Also, there's no way for the iDJ to loop beats on the fly, or adjust the tempo of songs. Unless you find songs that already have matching tempos, you won't be able to fade from one band to the next as if they shared a drummer.

Take away scratching, looping, and tempo synching and what have you got? Say you're going to DJ a party. With two iPods already docked and charging, you don't have to worry about plugging in extra power or audio cables. You can use the trackwheels on the iDJ to easily navigate the contents of your iPods. You can preview one song while the other is playing, and independently adjust the treble, midrange and bass of each.

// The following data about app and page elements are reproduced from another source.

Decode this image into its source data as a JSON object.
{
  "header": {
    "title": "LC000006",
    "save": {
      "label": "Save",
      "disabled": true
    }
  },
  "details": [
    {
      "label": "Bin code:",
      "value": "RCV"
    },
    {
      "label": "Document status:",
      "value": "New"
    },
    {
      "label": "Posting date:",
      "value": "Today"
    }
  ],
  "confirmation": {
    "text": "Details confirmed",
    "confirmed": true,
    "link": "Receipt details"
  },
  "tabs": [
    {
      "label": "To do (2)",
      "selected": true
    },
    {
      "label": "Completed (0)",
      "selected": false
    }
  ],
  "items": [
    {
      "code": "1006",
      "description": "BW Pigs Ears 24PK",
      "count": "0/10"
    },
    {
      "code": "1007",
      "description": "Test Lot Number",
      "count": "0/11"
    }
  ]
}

Provided you have an iPod Photo or any newer color-screen model, you can run a slideshow out the S-Video output and onto a TV or projector you bring along. It only works with the iPod in the left-hand dock, however—it can't blend photos from two iPods, the way it blends their sounds.

I did stumble upon a few freaky tricks, like cueing up "The Sporting Life" by the Decemberists on both iPods, and setting them half a beat apart. The tom-toms thundered after each other in synch, and the vocals sounded like they had a cool delay (or echo) effect. At another point, I played a stand-up routine by the late great Mitch Hedberg paired with random music.

If I turned to a pro like Stephen Webber, turntable professor at Boston's Berklee College of Music, he could probably share more ways to use the iDJ. I guess that's the point: to my (passing) dismay, it turned out not to be some gimmicky toy, but a tool for people who want to put their iPods to use in the serious world of deejaying.